:: YOUR ASSIGNMENT ::
Below are some records; find each line that carries the word "label" and copy it.

:: SOURCE INFORMATION ::
- Opening Delimiter -

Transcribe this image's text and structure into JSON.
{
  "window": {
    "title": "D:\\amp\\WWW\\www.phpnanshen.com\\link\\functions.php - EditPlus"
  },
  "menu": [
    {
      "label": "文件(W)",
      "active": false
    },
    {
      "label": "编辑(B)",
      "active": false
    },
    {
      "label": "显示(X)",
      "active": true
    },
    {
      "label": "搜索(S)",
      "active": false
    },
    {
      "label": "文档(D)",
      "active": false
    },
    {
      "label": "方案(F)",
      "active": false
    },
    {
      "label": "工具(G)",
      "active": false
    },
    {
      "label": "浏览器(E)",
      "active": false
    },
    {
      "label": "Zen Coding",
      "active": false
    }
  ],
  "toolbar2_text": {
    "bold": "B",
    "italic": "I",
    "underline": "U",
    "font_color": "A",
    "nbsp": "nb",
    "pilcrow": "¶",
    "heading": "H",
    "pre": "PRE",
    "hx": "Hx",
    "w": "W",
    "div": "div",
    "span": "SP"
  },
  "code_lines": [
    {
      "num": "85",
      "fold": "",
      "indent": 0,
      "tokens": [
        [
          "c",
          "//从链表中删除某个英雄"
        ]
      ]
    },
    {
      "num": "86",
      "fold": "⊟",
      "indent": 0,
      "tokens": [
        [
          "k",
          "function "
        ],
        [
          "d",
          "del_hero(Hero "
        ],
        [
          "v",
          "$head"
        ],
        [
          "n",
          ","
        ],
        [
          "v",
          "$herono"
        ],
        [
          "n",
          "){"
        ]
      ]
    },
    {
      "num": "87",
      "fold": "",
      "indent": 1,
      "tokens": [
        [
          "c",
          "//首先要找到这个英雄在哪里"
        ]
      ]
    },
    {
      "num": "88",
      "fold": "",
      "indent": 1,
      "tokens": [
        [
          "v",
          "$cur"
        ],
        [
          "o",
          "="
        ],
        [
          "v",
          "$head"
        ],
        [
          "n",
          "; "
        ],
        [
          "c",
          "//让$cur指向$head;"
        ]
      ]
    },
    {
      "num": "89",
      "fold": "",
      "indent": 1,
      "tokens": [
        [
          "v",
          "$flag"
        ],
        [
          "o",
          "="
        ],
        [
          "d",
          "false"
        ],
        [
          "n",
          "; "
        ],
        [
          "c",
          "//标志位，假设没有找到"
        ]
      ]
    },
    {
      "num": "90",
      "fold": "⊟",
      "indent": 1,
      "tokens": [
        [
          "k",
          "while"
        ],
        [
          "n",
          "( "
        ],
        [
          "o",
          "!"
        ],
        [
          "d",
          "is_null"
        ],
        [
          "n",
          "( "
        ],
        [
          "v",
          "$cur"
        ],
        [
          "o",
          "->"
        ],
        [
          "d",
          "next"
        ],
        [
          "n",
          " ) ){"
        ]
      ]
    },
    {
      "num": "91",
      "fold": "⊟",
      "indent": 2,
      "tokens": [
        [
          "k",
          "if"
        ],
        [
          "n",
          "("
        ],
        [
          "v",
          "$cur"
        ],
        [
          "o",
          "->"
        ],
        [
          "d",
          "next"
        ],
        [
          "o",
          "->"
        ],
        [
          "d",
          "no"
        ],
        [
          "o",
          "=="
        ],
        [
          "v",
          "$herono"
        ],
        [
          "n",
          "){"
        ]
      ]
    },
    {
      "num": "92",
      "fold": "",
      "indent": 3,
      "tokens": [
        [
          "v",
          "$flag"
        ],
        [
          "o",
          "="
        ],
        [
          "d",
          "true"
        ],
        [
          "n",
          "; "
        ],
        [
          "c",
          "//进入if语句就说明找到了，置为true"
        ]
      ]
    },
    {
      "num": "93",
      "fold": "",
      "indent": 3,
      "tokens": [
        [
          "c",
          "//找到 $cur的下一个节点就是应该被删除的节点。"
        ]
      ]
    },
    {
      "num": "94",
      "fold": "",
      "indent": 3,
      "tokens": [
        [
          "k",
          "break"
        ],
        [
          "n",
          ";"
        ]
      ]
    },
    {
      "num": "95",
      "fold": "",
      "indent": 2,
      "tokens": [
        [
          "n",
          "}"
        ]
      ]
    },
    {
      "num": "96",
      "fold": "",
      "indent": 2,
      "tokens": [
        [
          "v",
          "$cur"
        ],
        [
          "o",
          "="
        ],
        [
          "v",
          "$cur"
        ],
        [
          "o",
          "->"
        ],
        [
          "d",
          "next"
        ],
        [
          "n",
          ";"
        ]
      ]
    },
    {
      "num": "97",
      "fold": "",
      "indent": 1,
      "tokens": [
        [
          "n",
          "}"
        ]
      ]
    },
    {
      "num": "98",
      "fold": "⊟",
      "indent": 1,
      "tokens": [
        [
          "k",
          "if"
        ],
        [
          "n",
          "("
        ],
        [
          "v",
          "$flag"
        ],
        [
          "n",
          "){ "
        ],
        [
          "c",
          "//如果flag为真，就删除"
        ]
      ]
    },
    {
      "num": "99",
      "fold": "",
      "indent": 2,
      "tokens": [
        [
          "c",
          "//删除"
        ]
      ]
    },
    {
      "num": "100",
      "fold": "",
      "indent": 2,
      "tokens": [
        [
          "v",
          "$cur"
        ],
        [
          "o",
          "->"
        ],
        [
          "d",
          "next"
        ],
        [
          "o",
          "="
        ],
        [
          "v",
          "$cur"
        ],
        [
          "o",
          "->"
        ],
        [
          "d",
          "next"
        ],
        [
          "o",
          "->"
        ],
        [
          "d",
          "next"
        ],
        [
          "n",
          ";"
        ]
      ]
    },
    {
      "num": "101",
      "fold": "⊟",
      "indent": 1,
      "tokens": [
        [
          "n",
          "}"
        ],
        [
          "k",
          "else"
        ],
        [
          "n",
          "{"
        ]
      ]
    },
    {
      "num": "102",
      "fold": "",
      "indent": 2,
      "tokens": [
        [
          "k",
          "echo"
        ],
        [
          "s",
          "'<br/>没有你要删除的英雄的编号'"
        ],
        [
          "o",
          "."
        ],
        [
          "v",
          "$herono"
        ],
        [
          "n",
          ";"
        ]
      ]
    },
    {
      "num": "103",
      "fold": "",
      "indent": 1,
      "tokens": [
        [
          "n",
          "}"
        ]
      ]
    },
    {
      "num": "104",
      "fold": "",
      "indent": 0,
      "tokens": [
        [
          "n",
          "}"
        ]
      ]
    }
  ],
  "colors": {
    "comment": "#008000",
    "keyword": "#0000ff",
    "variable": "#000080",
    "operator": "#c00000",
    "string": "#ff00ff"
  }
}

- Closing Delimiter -

:: EXERCISE OUTPUT ::
      "label": "文件(W)",
      "label": "编辑(B)",
      "label": "显示(X)",
      "label": "搜索(S)",
      "label": "文档(D)",
      "label": "方案(F)",
      "label": "工具(G)",
      "label": "浏览器(E)",
      "label": "Zen Coding",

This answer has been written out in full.